I’m grateful to be responsible for shepherding FedEx AMEA into a new era and helping to connect small businesses – from Bangkok to Bahrain, Christchurch to Cape town – to even more possibilities and a shared future. The advantages of managing these diverse regions together will be immediate for both our own operations and the service we can offer our customers.
It means we’ll be extra nimble in responding to global trade shifts. For our customers, we’ll be able to make cross-border trade far more seamless and map future opportunities better.
And still, there’s another monumental change that has taken place recently which involves partnerships.
Partnerships for FedEx are nothing new. We’ve always allied ourselves with other companies and brands – from the Post Office to eBay to 7-Eleven – to innovate, increase capabilities, or fill gaps in the market.
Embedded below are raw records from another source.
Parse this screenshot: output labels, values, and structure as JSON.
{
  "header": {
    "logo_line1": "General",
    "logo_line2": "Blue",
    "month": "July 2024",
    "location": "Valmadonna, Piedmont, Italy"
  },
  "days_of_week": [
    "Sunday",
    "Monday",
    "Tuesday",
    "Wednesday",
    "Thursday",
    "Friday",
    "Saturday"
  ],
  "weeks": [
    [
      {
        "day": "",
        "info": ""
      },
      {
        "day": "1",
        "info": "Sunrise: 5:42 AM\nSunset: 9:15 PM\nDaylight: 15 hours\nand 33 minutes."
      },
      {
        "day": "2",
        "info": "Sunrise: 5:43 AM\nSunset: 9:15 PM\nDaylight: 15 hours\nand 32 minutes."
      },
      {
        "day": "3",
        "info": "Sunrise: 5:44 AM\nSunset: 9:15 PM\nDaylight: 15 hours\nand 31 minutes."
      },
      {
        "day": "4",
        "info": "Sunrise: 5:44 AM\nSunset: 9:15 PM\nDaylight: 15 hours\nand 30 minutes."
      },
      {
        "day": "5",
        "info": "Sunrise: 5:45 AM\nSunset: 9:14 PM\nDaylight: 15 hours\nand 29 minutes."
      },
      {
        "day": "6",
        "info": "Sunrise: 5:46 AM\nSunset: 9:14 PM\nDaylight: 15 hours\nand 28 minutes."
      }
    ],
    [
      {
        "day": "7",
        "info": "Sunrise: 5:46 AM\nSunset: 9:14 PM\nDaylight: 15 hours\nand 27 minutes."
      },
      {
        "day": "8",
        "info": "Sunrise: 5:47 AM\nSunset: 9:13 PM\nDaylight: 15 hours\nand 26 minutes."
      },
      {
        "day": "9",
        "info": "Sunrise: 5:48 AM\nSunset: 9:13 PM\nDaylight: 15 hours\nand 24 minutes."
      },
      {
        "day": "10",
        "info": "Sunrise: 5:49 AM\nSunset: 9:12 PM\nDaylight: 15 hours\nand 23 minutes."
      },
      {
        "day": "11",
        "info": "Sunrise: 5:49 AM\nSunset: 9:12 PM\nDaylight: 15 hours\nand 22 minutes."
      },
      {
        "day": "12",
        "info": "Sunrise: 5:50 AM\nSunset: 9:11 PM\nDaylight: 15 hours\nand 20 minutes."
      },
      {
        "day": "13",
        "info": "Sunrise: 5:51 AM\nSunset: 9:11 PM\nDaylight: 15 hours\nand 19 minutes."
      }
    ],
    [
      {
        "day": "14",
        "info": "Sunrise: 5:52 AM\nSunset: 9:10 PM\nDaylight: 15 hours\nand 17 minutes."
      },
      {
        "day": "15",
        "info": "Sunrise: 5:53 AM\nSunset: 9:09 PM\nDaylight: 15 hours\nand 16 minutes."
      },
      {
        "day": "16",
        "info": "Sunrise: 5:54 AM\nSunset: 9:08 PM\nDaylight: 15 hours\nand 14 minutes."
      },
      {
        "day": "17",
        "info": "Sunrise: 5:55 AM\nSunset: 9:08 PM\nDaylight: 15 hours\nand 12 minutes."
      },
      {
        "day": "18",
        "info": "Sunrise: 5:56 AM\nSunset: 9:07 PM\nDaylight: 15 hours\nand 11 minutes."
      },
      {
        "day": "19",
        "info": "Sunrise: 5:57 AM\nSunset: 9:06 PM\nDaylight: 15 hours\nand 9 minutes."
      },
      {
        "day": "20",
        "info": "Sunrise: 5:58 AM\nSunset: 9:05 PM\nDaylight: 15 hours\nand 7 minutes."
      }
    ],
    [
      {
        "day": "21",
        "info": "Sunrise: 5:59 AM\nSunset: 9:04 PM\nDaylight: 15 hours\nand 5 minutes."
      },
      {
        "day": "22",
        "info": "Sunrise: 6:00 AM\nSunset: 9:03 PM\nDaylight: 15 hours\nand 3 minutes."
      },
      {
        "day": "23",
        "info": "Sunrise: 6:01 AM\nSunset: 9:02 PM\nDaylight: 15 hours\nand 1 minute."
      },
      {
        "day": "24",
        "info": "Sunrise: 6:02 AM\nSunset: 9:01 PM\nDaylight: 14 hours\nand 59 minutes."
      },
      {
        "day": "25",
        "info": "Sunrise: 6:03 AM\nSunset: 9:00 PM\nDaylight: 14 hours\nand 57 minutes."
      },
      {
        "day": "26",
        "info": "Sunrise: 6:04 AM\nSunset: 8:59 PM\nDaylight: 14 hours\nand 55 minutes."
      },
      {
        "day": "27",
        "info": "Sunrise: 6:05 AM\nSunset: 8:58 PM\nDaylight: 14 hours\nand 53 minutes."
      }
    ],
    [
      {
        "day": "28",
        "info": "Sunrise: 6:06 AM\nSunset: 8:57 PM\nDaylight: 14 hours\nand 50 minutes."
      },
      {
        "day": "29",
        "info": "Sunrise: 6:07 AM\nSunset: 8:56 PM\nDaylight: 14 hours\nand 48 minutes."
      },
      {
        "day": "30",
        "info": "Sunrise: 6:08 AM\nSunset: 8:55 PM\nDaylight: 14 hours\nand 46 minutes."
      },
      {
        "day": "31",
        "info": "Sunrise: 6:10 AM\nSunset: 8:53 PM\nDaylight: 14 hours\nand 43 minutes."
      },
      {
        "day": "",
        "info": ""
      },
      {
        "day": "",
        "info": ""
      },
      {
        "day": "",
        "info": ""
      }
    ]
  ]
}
But the partnership we announced with Microsoft is truly the first of its kind. An entirely digital collaboration, each network will endlessly enrich the other. It’ll change the way we use data and transform our ability to derive the insights that matter most.
And just look at where we are and where we’ve come from. We’re already seeing how businesses are starting to view and manage their supply chains differently, as a direct result of experience they’ve gathered from the COVID pandemic. For instance, we are already seeing greater consideration for ‘just in case’ inventory management rather than ‘just in time’ stock delivery. No business wishes to be caught out again.
These shifts in how organizations plan for and ensure business continuity bring greater complexity to supply chain management – something that can be supported through better data processing and analytics as well as time-saving software solutions.
As someone who has always valued innovation and transformation, our new partnership with Microsoft is really exciting – it is about reimagining FedEx at the intersection of the digital and physical worlds.
There’s been endless discussion lately on the ‘New Normal.’ Global events have left no aspect of society and business untouched, and ‘new normal’ or ‘next normal’ has become – well, the norm, for all of us. And at FedEx, as you can see, the same is true. Whether through geographical realignment or innovative partnerships, we’re aligning ourselves to the New Normal with an eye on the future.
And that, to me, is about as exciting as it gets.
Kawal Preet is the President of Asia Pacific, Middle East and Africa (AMEA) region for FedEx. In her role, Kawal leads the overall planning and implementation of corporate strategies and operations and manages nearly 40,000 team members across 103 markets and territories that make up the AMEA region, accounting for nearly half of the destinations FedEx Express serves.
This is an article contributed to Young Upstarts and published or republished here with permission. All rights of this work belong to the authors named in the article above.